* [Work to complete]
Give the listing again in full and exactly, apart from its pictures.

* [Data to examine]
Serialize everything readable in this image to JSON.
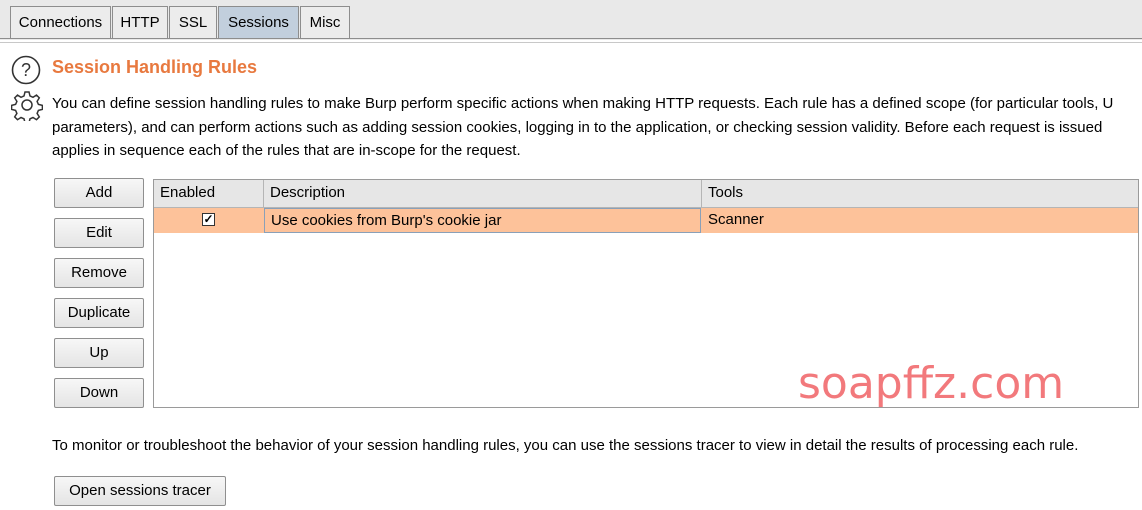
{
  "tabs": [
    {
      "label": "Connections",
      "active": false
    },
    {
      "label": "HTTP",
      "active": false
    },
    {
      "label": "SSL",
      "active": false
    },
    {
      "label": "Sessions",
      "active": true
    },
    {
      "label": "Misc",
      "active": false
    }
  ],
  "section": {
    "title": "Session Handling Rules",
    "description_lines": [
      "You can define session handling rules to make Burp perform specific actions when making HTTP requests. Each rule has a defined scope (for particular tools, U",
      "parameters), and can perform actions such as adding session cookies, logging in to the application, or checking session validity. Before each request is issued",
      "applies in sequence each of the rules that are in-scope for the request."
    ]
  },
  "buttons": {
    "add": "Add",
    "edit": "Edit",
    "remove": "Remove",
    "duplicate": "Duplicate",
    "up": "Up",
    "down": "Down",
    "open_tracer": "Open sessions tracer"
  },
  "rules_table": {
    "columns": [
      "Enabled",
      "Description",
      "Tools"
    ],
    "rows": [
      {
        "enabled": true,
        "enabled_glyph": "✓",
        "description": "Use cookies from Burp's cookie jar",
        "tools": "Scanner"
      }
    ]
  },
  "footer_text": "To monitor or troubleshoot the behavior of your session handling rules, you can use the sessions tracer to view in detail the results of processing each rule.",
  "watermark": "soapffz.com",
  "colors": {
    "title": "#e8793f",
    "selected_row": "#fdc29a",
    "active_tab": "#c2cfdd",
    "watermark": "#f2797c"
  }
}
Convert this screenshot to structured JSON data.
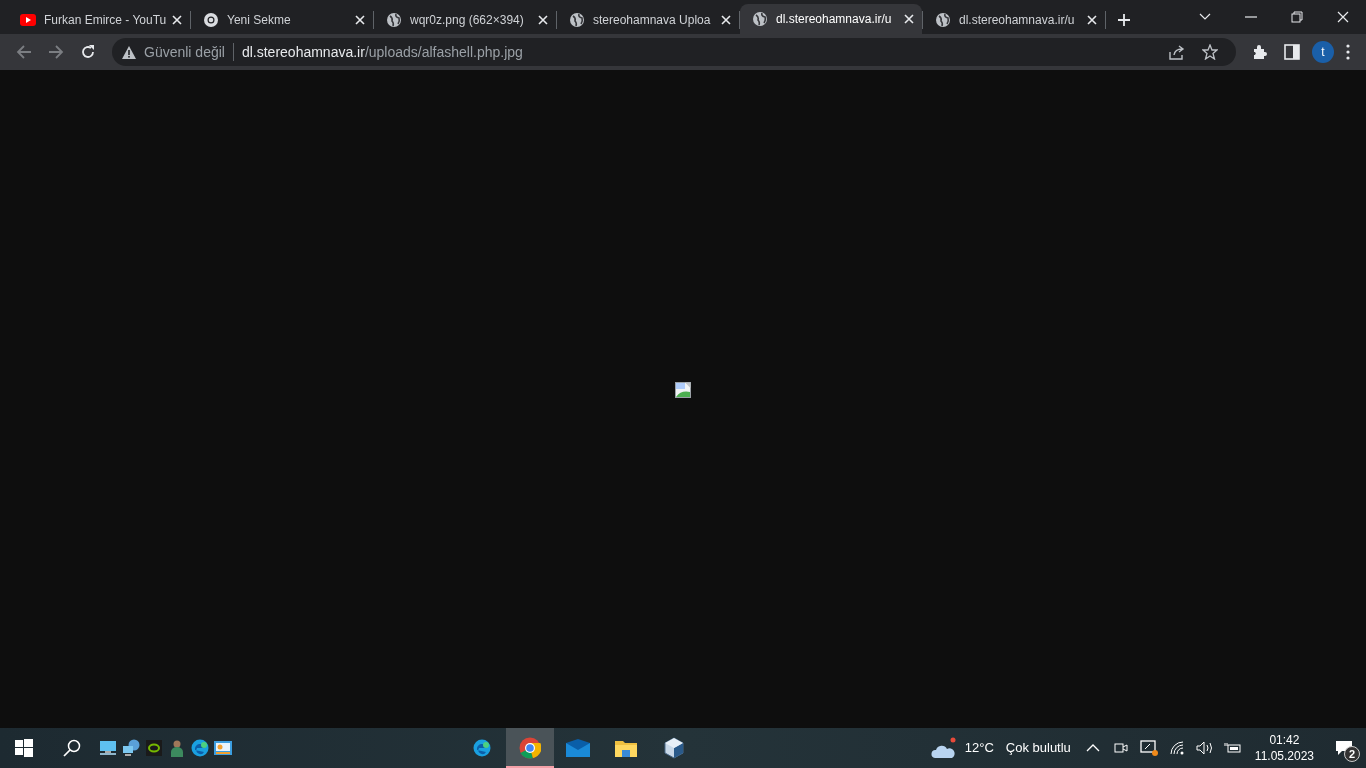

* [Response to this task]
Serialize everything readable in this image to JSON.
{
  "tabs": [
    {
      "label": "Connections",
      "active": false
    },
    {
      "label": "HTTP",
      "active": false
    },
    {
      "label": "SSL",
      "active": false
    },
    {
      "label": "Sessions",
      "active": true
    },
    {
      "label": "Misc",
      "active": false
    }
  ],
  "section": {
    "title": "Session Handling Rules",
    "description_lines": [
      "You can define session handling rules to make Burp perform specific actions when making HTTP requests. Each rule has a defined scope (for particular tools, U",
      "parameters), and can perform actions such as adding session cookies, logging in to the application, or checking session validity. Before each request is issued",
      "applies in sequence each of the rules that are in-scope for the request."
    ]
  },
  "buttons": {
    "add": "Add",
    "edit": "Edit",
    "remove": "Remove",
    "duplicate": "Duplicate",
    "up": "Up",
    "down": "Down",
    "open_tracer": "Open sessions tracer"
  },
  "rules_table": {
    "columns": [
      "Enabled",
      "Description",
      "Tools"
    ],
    "rows": [
      {
        "enabled": true,
        "enabled_glyph": "✓",
        "description": "Use cookies from Burp's cookie jar",
        "tools": "Scanner"
      }
    ]
  },
  "footer_text": "To monitor or troubleshoot the behavior of your session handling rules, you can use the sessions tracer to view in detail the results of processing each rule.",
  "watermark": "soapffz.com",
  "colors": {
    "title": "#e8793f",
    "selected_row": "#fdc29a",
    "active_tab": "#c2cfdd",
    "watermark": "#f2797c"
  }
}
Convert this screenshot to structured JSON data.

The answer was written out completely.